**PROBLEM REQUIREMENTS**
The listing below must be reproduced in full, exactly as written.

**PROVIDED ENTRIES**
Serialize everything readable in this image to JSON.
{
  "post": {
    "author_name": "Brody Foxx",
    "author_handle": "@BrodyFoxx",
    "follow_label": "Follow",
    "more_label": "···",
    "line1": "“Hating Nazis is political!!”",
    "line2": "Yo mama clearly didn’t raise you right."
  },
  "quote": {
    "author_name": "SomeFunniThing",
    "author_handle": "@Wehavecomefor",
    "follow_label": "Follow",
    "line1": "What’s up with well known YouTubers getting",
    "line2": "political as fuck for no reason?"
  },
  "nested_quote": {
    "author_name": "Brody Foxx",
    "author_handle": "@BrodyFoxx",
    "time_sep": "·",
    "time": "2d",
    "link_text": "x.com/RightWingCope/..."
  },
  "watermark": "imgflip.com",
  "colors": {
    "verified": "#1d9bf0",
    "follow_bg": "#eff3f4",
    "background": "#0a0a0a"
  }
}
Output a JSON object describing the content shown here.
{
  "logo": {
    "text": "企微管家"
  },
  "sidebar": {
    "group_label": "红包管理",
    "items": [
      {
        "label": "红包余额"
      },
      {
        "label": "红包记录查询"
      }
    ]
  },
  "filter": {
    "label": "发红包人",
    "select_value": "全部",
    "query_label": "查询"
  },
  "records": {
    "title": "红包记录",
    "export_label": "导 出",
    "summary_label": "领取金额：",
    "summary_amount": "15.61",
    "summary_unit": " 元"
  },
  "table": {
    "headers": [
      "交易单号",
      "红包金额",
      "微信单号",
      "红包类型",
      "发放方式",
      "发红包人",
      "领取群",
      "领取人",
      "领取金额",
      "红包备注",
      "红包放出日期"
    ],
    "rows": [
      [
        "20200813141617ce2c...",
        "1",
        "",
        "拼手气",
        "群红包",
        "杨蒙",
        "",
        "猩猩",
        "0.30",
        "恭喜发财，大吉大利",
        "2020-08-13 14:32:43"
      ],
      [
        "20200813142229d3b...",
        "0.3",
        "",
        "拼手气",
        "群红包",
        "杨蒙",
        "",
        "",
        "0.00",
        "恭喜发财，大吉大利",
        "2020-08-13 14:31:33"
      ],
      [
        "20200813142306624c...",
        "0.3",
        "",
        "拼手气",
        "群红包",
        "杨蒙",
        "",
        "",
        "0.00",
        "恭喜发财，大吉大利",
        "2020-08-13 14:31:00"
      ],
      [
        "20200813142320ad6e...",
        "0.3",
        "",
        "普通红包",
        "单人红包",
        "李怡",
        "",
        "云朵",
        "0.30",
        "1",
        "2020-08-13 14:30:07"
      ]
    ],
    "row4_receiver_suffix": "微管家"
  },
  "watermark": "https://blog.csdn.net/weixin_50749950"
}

**ANSWER SPACE**
Serialize everything readable in this image to JSON.
{
  "post": {
    "author_name": "Brody Foxx",
    "author_handle": "@BrodyFoxx",
    "follow_label": "Follow",
    "more_label": "···",
    "line1": "“Hating Nazis is political!!”",
    "line2": "Yo mama clearly didn’t raise you right."
  },
  "quote": {
    "author_name": "SomeFunniThing",
    "author_handle": "@Wehavecomefor",
    "follow_label": "Follow",
    "line1": "What’s up with well known YouTubers getting",
    "line2": "political as fuck for no reason?"
  },
  "nested_quote": {
    "author_name": "Brody Foxx",
    "author_handle": "@BrodyFoxx",
    "time_sep": "·",
    "time": "2d",
    "link_text": "x.com/RightWingCope/..."
  },
  "watermark": "imgflip.com",
  "colors": {
    "verified": "#1d9bf0",
    "follow_bg": "#eff3f4",
    "background": "#0a0a0a"
  }
}
Output a JSON object describing the content shown here.
{
  "logo": {
    "text": "企微管家"
  },
  "sidebar": {
    "group_label": "红包管理",
    "items": [
      {
        "label": "红包余额"
      },
      {
        "label": "红包记录查询"
      }
    ]
  },
  "filter": {
    "label": "发红包人",
    "select_value": "全部",
    "query_label": "查询"
  },
  "records": {
    "title": "红包记录",
    "export_label": "导 出",
    "summary_label": "领取金额：",
    "summary_amount": "15.61",
    "summary_unit": " 元"
  },
  "table": {
    "headers": [
      "交易单号",
      "红包金额",
      "微信单号",
      "红包类型",
      "发放方式",
      "发红包人",
      "领取群",
      "领取人",
      "领取金额",
      "红包备注",
      "红包放出日期"
    ],
    "rows": [
      [
        "20200813141617ce2c...",
        "1",
        "",
        "拼手气",
        "群红包",
        "杨蒙",
        "",
        "猩猩",
        "0.30",
        "恭喜发财，大吉大利",
        "2020-08-13 14:32:43"
      ],
      [
        "20200813142229d3b...",
        "0.3",
        "",
        "拼手气",
        "群红包",
        "杨蒙",
        "",
        "",
        "0.00",
        "恭喜发财，大吉大利",
        "2020-08-13 14:31:33"
      ],
      [
        "20200813142306624c...",
        "0.3",
        "",
        "拼手气",
        "群红包",
        "杨蒙",
        "",
        "",
        "0.00",
        "恭喜发财，大吉大利",
        "2020-08-13 14:31:00"
      ],
      [
        "20200813142320ad6e...",
        "0.3",
        "",
        "普通红包",
        "单人红包",
        "李怡",
        "",
        "云朵",
        "0.30",
        "1",
        "2020-08-13 14:30:07"
      ]
    ],
    "row4_receiver_suffix": "微管家"
  },
  "watermark": "https://blog.csdn.net/weixin_50749950"
}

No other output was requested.